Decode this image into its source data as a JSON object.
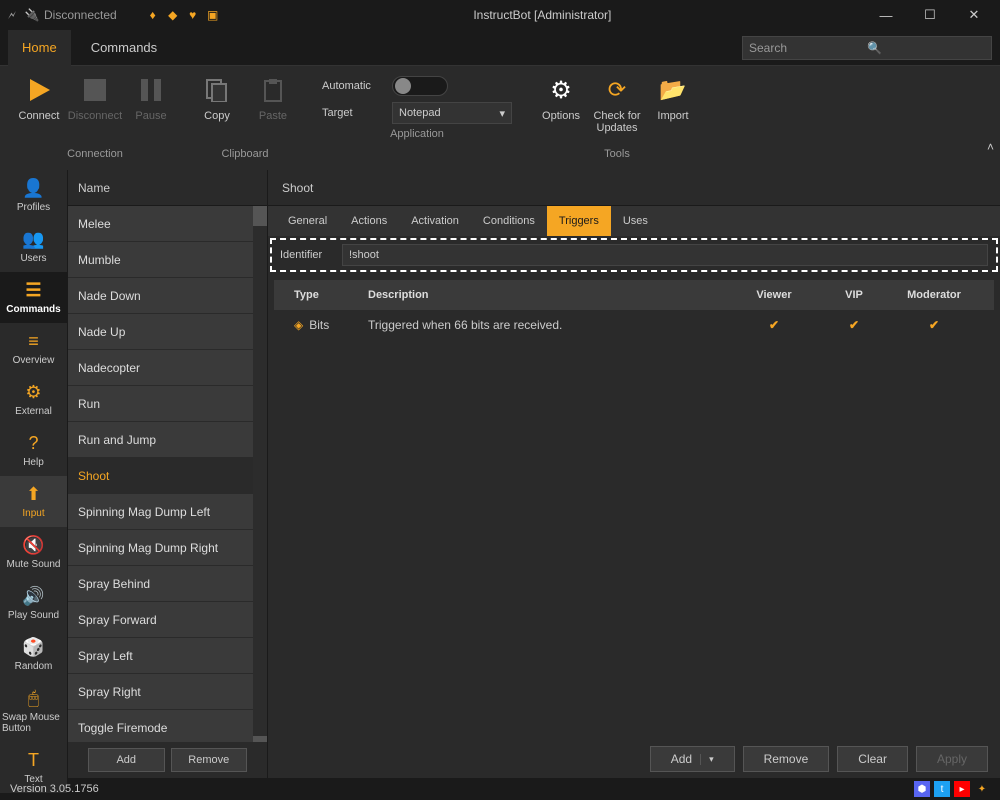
{
  "titlebar": {
    "status": "Disconnected",
    "title": "InstructBot [Administrator]"
  },
  "menu": {
    "tabs": [
      "Home",
      "Commands"
    ],
    "active": 0,
    "search_placeholder": "Search"
  },
  "ribbon": {
    "connection": {
      "label": "Connection",
      "connect": "Connect",
      "disconnect": "Disconnect",
      "pause": "Pause"
    },
    "clipboard": {
      "label": "Clipboard",
      "copy": "Copy",
      "paste": "Paste"
    },
    "application": {
      "label": "Application",
      "automatic": "Automatic",
      "target": "Target",
      "target_value": "Notepad"
    },
    "tools": {
      "label": "Tools",
      "options": "Options",
      "check": "Check for\nUpdates",
      "import": "Import"
    }
  },
  "nav": {
    "items": [
      {
        "label": "Profiles"
      },
      {
        "label": "Users"
      },
      {
        "label": "Commands",
        "active": true
      },
      {
        "label": "Overview"
      },
      {
        "label": "External"
      },
      {
        "label": "Help"
      },
      {
        "label": "Input",
        "selected": true
      },
      {
        "label": "Mute Sound"
      },
      {
        "label": "Play Sound"
      },
      {
        "label": "Random"
      },
      {
        "label": "Swap Mouse Button"
      },
      {
        "label": "Text"
      }
    ]
  },
  "list": {
    "header": "Name",
    "items": [
      "Melee",
      "Mumble",
      "Nade Down",
      "Nade Up",
      "Nadecopter",
      "Run",
      "Run and Jump",
      "Shoot",
      "Spinning Mag Dump Left",
      "Spinning Mag Dump Right",
      "Spray Behind",
      "Spray Forward",
      "Spray Left",
      "Spray Right",
      "Toggle Firemode"
    ],
    "selected": "Shoot",
    "add": "Add",
    "remove": "Remove"
  },
  "detail": {
    "title": "Shoot",
    "tabs": [
      "General",
      "Actions",
      "Activation",
      "Conditions",
      "Triggers",
      "Uses"
    ],
    "active_tab": 4,
    "identifier_label": "Identifier",
    "identifier_value": "!shoot",
    "columns": {
      "type": "Type",
      "desc": "Description",
      "viewer": "Viewer",
      "vip": "VIP",
      "mod": "Moderator"
    },
    "rows": [
      {
        "type": "Bits",
        "desc": "Triggered when 66 bits are received.",
        "viewer": true,
        "vip": true,
        "mod": true
      }
    ],
    "buttons": {
      "add": "Add",
      "remove": "Remove",
      "clear": "Clear",
      "apply": "Apply"
    }
  },
  "status": {
    "version": "Version 3.05.1756"
  }
}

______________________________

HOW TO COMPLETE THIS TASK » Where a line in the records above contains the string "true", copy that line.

TASK ANSWER »
        "active": true
        "selected": true
        "viewer": true,
        "vip": true,
        "mod": true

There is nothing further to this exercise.